The Evolution of Footwork

Focus rocking that footwork at the BC One World Final 2016
Footwork is one of the key components of breaking, but where did it come from and how did it develop into what it is today? Get the history right here.

Footwork is one of the vital components of breaking. Everything in hip-hop has taken a lot from other forms of art, and of course footwork has a lot of similarities and influences from other things, but the approach, structure and the science of it is something that the b-boys and b-girls created themselves. To quote legendary b-boy Ken Swift, "The most important component is footwork. If you take footwork out of the b-boy equation, you don't have b-boying."

So how did footwork develop into what it is today?

Breaking was first performed on top, but during the early days, someone hit the floor and stayed down – most likely the A1 b-boys of Kool Herc's parties, the Herculoids. In the early days, footwork didn't have structure like it does now, it was more of a crazy, sporadic energy on the floor. See Lil Boy Keith in the video below for a prime example:

 To see more great examples of the 70's sporadic style footwork you should study Frosty Freeze of the Rock Steady Crew and Wayne Blitz of the Float Commetee, among many others:

Moving into the '80s, footwork had already started to get more structure. The CC long walk was introduced by the Crazy Commanders Crew (Spy or Shorty Rock based on the source), which later became known as the six step. The Rock Steady Crew took footwork to another level, though, mastering it with finesse. Crazy Legs became legendary for his dynamic flow, while Swift became famous for his original variations and flows, which everybody looked up to. These two b-boys became the reference point for footwork.

Naturally, there were many others breaker pushing footwork forward in the '80s scene who influenced the development of footwork. Icey Ice from the New York City Breakers had a super dynamic style. He was mostly known for his power moves, but the way he would rock his footwork before it was extended and super powerful.

 Europeans have had their share of different approaches to footwork, as well. Italy's Maurizio the Next One, for example, wanted to combine the dynamics of Icey Ice and the flow and flavor of Crazy Legs. As a result, he came up with his own style, which he calls 'space flow', a powerful freestyle flow combining elements as if gravity doesn't exist.

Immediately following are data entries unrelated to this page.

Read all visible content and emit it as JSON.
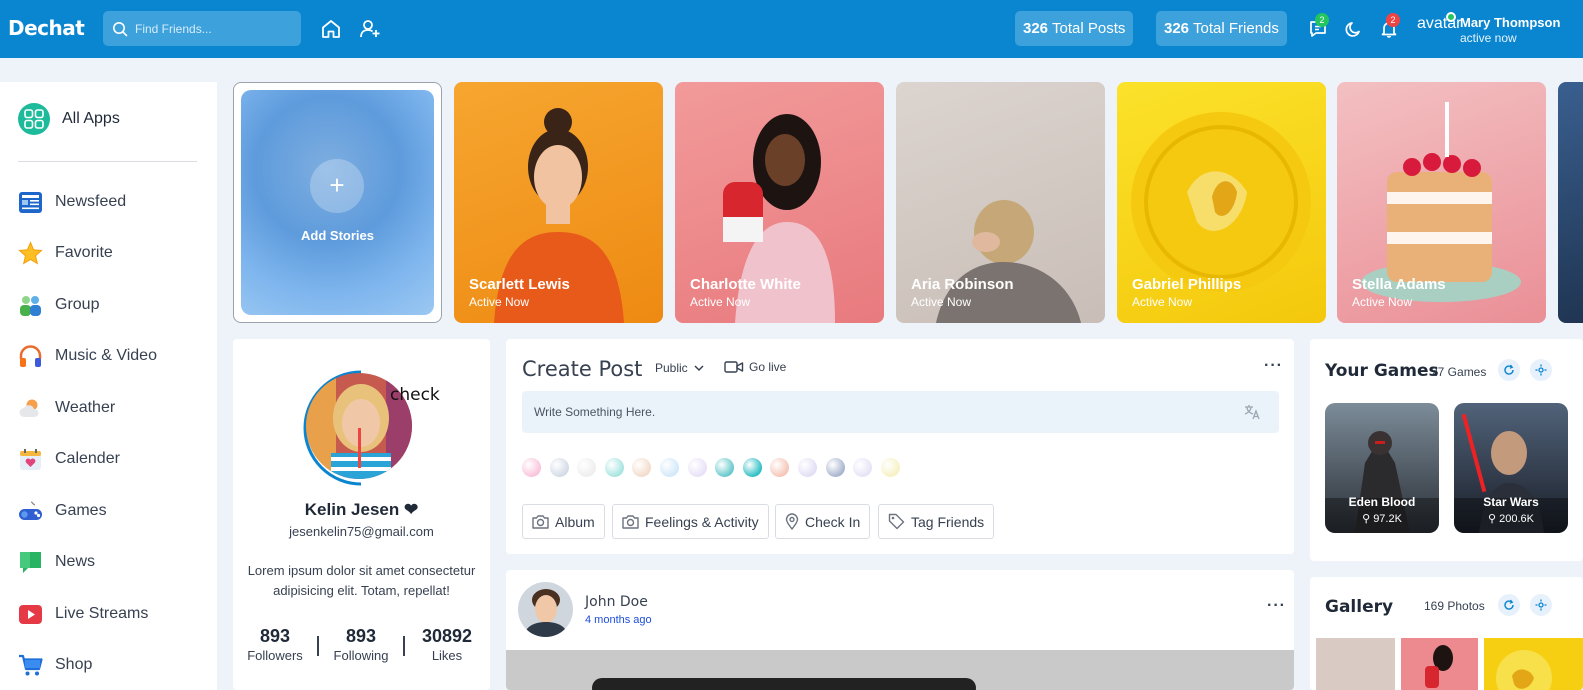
{
  "app": {
    "brand": "Dechat"
  },
  "search": {
    "placeholder": "Find Friends..."
  },
  "header": {
    "posts_count": "326",
    "posts_label": "Total Posts",
    "friends_count": "326",
    "friends_label": "Total Friends",
    "messages_badge": "2",
    "notifications_badge": "2",
    "avatar_alt": "avatar",
    "user_name": "Mary Thompson",
    "user_status": "active now"
  },
  "sidebar": {
    "all_apps": "All Apps",
    "items": [
      {
        "label": "Newsfeed",
        "icon": "newsfeed-icon"
      },
      {
        "label": "Favorite",
        "icon": "star-icon"
      },
      {
        "label": "Group",
        "icon": "group-icon"
      },
      {
        "label": "Music & Video",
        "icon": "headphones-icon"
      },
      {
        "label": "Weather",
        "icon": "weather-icon"
      },
      {
        "label": "Calender",
        "icon": "calendar-icon"
      },
      {
        "label": "Games",
        "icon": "gamepad-icon"
      },
      {
        "label": "News",
        "icon": "news-icon"
      },
      {
        "label": "Live Streams",
        "icon": "play-icon"
      },
      {
        "label": "Shop",
        "icon": "cart-icon"
      }
    ]
  },
  "stories": {
    "add_label": "Add Stories",
    "items": [
      {
        "name": "Scarlett Lewis",
        "status": "Active Now",
        "color": "#f29a1c"
      },
      {
        "name": "Charlotte White",
        "status": "Active Now",
        "color": "#ee8a8a"
      },
      {
        "name": "Aria Robinson",
        "status": "Active Now",
        "color": "#d8cfc9"
      },
      {
        "name": "Gabriel Phillips",
        "status": "Active Now",
        "color": "#f7d21a"
      },
      {
        "name": "Stella Adams",
        "status": "Active Now",
        "color": "#ee8a94"
      }
    ]
  },
  "profile": {
    "badge_text": "check",
    "name": "Kelin Jesen ❤",
    "email": "jesenkelin75@gmail.com",
    "bio": "Lorem ipsum dolor sit amet consectetur adipisicing elit. Totam, repellat!",
    "stats": [
      {
        "value": "893",
        "label": "Followers"
      },
      {
        "value": "893",
        "label": "Following"
      },
      {
        "value": "30892",
        "label": "Likes"
      }
    ]
  },
  "create_post": {
    "title": "Create Post",
    "privacy": "Public",
    "go_live": "Go live",
    "placeholder": "Write Something Here.",
    "bg_colors": [
      "#f9c3dc",
      "#d3dbe6",
      "#eeeeee",
      "#a6e4e1",
      "#f3dccb",
      "#d2e8fa",
      "#e9e1f7",
      "#66c9cc",
      "#2ebfc4",
      "#f6c5b6",
      "#e2def4",
      "#a8b5cf",
      "#e7e3f6",
      "#f7f1c3"
    ],
    "buttons": [
      "Album",
      "Feelings & Activity",
      "Check In",
      "Tag Friends"
    ]
  },
  "post": {
    "author": "John Doe",
    "time": "4 months ago"
  },
  "games": {
    "title": "Your Games",
    "count": "27 Games",
    "items": [
      {
        "name": "Eden Blood",
        "players": "97.2K"
      },
      {
        "name": "Star Wars",
        "players": "200.6K"
      }
    ]
  },
  "gallery": {
    "title": "Gallery",
    "count": "169 Photos"
  }
}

The French breakers, like Paris City Breakers and Aktuel Force, had their light touch and flowy expression of the New York flow. Added with Germany's Battle Squad's expression and structuring, a new concept called 'Pretzels' took off, based on knee sweeps and one legged footwork concepts. The steps were probably already there in the early days in the Bronx, but the structure and the concept was something new.

The boogies boys of the Bronx also had their share on influencing footwork. Original New York style was sharp and aggressive, like graffiti, and based more on steps. Mr Wiggles and other boogie boys took threads from tutting, for example, and added new approaches to the vocabulary. B-boys from Toronto, such as the Boogie Brats, adapted the style, and with their contribution made it famous. Many people refer to the style as 'origami', but this style also has it's roots in the Bronx.

 As you can see, there are many different approaches to footwork to see and understand – it depends on the breakers' background. They might tell you different things on what's footwork and what's not, and have a different definition of dope footwork, but nevertheless a few basic things are universal. If the footwork has great form, flow, originality and it's done on beat, then most likely we'll all agree that it's fresh.

(written by B-Boy Focus / Flow Mo Crew / bboydojo.com
follow the writer on his newsletter at bboydojo.com/signup)